                     struct addr.sin_port  port  // remote side's port
                     char[]                ticket  // the new ticket.

          The erq accepts a new connection on an accept-TCP-port, creates
          a child and ticket for it, and returns its ticket together with
          the remote's side <ip>:<port> number (in network byte order).
          Possible exit codes are:
            ERQ_OK          : Operation succeeded.
            ERQ_E_ARGLENGTH : The port number given does not consist
                              of two bytes.
            ERQ_E_NSLOTS    : The max number of child processes (given
                              in <info>) is exhausted.
            ERQ_E_TICKET    : the ticket didn't match
            ERQ_E_UNKNOWN   : Error <info> occured in one of the system
                              calls done to open the port.

          Once the port is open, it is treated as if it is just another
          spawned program.

EXAMPLE:

        Assume you have a script 'welcome-mail' to send a welcome mail
        to a new player.

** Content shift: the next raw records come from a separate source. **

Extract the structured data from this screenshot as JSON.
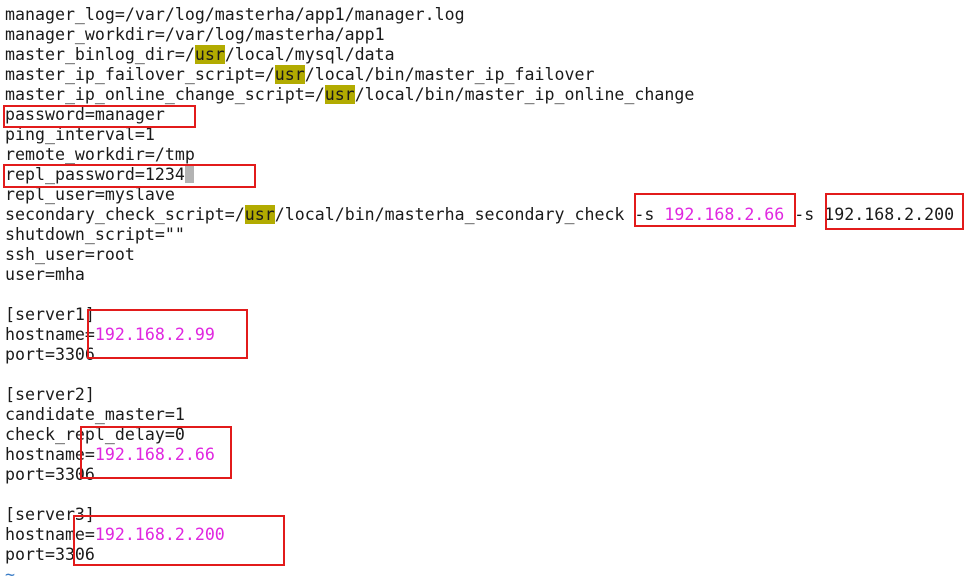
{
  "lines": [
    {
      "type": "plain",
      "text": "manager_log=/var/log/masterha/app1/manager.log"
    },
    {
      "type": "plain",
      "text": "manager_workdir=/var/log/masterha/app1"
    },
    {
      "type": "usr",
      "pre": "master_binlog_dir=/",
      "usr": "usr",
      "post": "/local/mysql/data"
    },
    {
      "type": "usr",
      "pre": "master_ip_failover_script=/",
      "usr": "usr",
      "post": "/local/bin/master_ip_failover"
    },
    {
      "type": "usr",
      "pre": "master_ip_online_change_script=/",
      "usr": "usr",
      "post": "/local/bin/master_ip_online_change"
    },
    {
      "type": "plain",
      "text": "password=manager"
    },
    {
      "type": "plain",
      "text": "ping_interval=1"
    },
    {
      "type": "plain",
      "text": "remote_workdir=/tmp"
    },
    {
      "type": "cursor",
      "text": "repl_password=1234"
    },
    {
      "type": "plain",
      "text": "repl_user=myslave"
    },
    {
      "type": "secondary",
      "pre": "secondary_check_script=/",
      "usr": "usr",
      "mid": "/local/bin/masterha_secondary_check -s ",
      "ip1": "192.168.2.66",
      "mid2": " -s ",
      "ip2": "192.168.2.200"
    },
    {
      "type": "plain",
      "text": "shutdown_script=\"\""
    },
    {
      "type": "plain",
      "text": "ssh_user=root"
    },
    {
      "type": "plain",
      "text": "user=mha"
    },
    {
      "type": "plain",
      "text": ""
    },
    {
      "type": "plain",
      "text": "[server1]"
    },
    {
      "type": "ip",
      "pre": "hostname=",
      "ip": "192.168.2.99"
    },
    {
      "type": "plain",
      "text": "port=3306"
    },
    {
      "type": "plain",
      "text": ""
    },
    {
      "type": "plain",
      "text": "[server2]"
    },
    {
      "type": "plain",
      "text": "candidate_master=1"
    },
    {
      "type": "plain",
      "text": "check_repl_delay=0"
    },
    {
      "type": "ip",
      "pre": "hostname=",
      "ip": "192.168.2.66"
    },
    {
      "type": "plain",
      "text": "port=3306"
    },
    {
      "type": "plain",
      "text": ""
    },
    {
      "type": "plain",
      "text": "[server3]"
    },
    {
      "type": "ip",
      "pre": "hostname=",
      "ip": "192.168.2.200"
    },
    {
      "type": "plain",
      "text": "port=3306"
    },
    {
      "type": "tilde",
      "text": "~"
    }
  ],
  "highlight_boxes": [
    "password-line",
    "repl-password-line",
    "secondary-check-first-ip",
    "secondary-check-second-ip",
    "server1-hostname",
    "server2-hostname",
    "server3-hostname"
  ],
  "colors": {
    "background": "#ffffff",
    "text": "#1a1a1a",
    "usr_highlight": "#b2ab00",
    "ip_text": "#e027e0",
    "annotation_box": "#e21b1b",
    "tilde": "#3a7cc6"
  }
}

Put this script into the directory for the callable
        executables, then you can use it like this:

        void erq_response(mixed * data)
        {
            write_file( "WELCOMELOG"
                      , sprintf("rc %d, info %d\n", data[0], data[1]));
        }

        void send_mail(string player_name, string player_email)
        {
            send_erq( ERQ_EXECUTE
                    , "welcome-mail '"+player_name+"' '"+player_email+"'"
                    , #'erq_response);
        }

HISTORY:

        The erq was introduced with 3.2.1@61.
        ERQ_AUTH was introduced with 3.2.1@81.
        ERQ_SEND, ERQ_SPAWN, ERQ_KILL were introduced with 3.2.1@82.
        ERQ_OPEN_UDP, ERQ_OPEN_TCP, ERQ_LIST were introduced with 3.2.1@98.
        ERQ_RLOOKUPV6 was introduced in 3.2.8.
        LDMud 3.2.9 added the '--execdir' argument to erq, and the ERQ_OK
          after ERQ_E_INCOMPLETE protocol.

SEE ALSO:

	
	attach_erq_demon(E), send_erq(E), stale_erq(M), rfc, 931,
	query_ip_number(E)

UNItopia (mudadm@UNItopia.de)